◆ Directions for this task
The answer must consist of each line below that holds the word "filters", copied as it stands.

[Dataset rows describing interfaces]
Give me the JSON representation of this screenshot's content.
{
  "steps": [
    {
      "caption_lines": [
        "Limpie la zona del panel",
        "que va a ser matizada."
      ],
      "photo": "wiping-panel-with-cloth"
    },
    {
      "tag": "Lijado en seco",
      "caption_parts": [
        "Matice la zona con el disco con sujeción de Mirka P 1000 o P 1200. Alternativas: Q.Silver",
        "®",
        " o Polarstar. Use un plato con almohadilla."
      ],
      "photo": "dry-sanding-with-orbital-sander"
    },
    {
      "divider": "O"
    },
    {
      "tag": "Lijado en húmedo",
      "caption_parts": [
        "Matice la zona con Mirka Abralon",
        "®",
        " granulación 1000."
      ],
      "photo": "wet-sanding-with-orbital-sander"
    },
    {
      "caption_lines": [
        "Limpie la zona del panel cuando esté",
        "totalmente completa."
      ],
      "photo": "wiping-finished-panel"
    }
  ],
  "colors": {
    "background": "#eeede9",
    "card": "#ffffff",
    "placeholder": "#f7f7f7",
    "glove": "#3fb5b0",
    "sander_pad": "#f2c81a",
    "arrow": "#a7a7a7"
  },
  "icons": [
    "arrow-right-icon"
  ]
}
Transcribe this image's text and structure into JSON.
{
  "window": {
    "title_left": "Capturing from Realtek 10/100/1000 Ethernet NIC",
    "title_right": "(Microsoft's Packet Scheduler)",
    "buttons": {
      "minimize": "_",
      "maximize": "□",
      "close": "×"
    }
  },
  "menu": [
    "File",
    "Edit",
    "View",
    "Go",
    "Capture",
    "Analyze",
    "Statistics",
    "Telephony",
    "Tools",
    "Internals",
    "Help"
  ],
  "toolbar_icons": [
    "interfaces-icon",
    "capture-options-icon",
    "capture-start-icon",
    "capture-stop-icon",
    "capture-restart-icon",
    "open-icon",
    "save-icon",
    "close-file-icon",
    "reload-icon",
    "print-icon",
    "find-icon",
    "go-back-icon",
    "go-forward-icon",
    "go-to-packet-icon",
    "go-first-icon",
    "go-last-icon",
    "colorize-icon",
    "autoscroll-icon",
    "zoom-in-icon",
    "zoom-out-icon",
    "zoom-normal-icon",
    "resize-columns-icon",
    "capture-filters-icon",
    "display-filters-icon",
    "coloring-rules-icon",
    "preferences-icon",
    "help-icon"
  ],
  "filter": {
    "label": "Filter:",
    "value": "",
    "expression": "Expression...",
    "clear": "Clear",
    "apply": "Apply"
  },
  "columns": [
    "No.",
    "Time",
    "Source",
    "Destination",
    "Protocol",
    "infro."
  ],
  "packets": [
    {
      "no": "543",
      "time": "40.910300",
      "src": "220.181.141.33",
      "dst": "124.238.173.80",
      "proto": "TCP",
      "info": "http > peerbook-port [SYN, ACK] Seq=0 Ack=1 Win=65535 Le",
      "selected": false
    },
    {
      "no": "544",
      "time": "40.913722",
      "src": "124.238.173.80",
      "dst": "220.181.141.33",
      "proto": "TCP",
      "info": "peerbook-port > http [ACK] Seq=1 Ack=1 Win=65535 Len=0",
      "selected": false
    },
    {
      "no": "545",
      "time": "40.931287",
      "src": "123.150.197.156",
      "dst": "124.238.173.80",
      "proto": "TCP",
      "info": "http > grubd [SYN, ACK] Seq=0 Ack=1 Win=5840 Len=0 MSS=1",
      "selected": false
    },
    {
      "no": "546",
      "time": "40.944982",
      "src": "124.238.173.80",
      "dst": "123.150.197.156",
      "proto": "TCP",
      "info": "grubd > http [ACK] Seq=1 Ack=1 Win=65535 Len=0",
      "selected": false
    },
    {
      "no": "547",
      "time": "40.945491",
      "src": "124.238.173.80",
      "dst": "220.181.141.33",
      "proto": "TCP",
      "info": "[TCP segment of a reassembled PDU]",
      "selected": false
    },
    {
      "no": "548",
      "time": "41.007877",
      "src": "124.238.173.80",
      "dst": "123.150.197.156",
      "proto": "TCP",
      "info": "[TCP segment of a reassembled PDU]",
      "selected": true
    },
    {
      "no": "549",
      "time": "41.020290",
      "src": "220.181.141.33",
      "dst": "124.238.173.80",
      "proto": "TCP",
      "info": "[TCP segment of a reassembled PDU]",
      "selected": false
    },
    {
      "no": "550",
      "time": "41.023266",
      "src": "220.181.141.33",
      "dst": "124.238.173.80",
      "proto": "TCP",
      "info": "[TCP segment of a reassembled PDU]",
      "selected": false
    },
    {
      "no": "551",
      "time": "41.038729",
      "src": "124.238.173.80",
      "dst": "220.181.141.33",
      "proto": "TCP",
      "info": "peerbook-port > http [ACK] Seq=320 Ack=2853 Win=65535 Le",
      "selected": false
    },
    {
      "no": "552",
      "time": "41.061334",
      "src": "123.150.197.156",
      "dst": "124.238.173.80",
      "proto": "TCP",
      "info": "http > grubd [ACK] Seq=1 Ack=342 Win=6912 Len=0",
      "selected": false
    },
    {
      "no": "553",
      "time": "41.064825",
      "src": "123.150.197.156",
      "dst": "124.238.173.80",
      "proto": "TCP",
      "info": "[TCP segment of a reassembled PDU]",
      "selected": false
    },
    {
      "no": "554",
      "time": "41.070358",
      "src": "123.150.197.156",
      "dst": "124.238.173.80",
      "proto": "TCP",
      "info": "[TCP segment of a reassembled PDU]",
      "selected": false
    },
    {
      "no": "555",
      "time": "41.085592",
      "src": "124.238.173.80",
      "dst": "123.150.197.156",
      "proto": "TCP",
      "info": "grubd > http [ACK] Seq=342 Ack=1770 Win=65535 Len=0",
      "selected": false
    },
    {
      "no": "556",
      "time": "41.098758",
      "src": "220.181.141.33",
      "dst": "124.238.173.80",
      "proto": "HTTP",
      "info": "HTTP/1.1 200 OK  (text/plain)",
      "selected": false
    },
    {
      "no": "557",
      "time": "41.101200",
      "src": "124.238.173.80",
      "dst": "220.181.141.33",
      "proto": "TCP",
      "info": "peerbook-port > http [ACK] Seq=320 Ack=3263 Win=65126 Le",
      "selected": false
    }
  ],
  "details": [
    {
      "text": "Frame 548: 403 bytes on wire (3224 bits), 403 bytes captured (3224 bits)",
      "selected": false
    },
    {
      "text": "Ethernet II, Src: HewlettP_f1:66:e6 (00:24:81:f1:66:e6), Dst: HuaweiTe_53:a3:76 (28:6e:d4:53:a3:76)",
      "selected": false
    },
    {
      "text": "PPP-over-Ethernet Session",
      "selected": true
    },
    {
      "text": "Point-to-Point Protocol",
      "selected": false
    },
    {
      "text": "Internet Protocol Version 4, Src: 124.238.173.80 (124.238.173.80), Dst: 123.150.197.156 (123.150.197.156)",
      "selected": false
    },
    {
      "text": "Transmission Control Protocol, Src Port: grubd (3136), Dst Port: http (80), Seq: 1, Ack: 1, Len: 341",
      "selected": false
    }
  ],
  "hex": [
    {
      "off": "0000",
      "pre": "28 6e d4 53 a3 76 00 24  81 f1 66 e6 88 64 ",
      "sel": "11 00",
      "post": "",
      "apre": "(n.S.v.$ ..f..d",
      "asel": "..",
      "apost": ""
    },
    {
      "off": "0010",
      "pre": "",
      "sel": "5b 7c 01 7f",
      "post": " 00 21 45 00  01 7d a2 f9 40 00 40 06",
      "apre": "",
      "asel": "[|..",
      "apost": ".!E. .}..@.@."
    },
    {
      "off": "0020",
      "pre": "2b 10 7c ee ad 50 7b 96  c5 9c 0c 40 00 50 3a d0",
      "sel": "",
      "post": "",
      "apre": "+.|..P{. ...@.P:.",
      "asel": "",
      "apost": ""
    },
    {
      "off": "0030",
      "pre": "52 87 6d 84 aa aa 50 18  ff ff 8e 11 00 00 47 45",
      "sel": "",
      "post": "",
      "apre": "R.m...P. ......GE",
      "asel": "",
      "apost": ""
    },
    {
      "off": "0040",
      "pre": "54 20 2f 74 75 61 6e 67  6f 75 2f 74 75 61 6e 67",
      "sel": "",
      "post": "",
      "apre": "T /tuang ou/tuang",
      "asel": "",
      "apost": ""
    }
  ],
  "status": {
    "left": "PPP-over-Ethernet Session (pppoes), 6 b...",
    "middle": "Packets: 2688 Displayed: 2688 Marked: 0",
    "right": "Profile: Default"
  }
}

◆ Answer space
    "capture-filters-icon",
    "display-filters-icon",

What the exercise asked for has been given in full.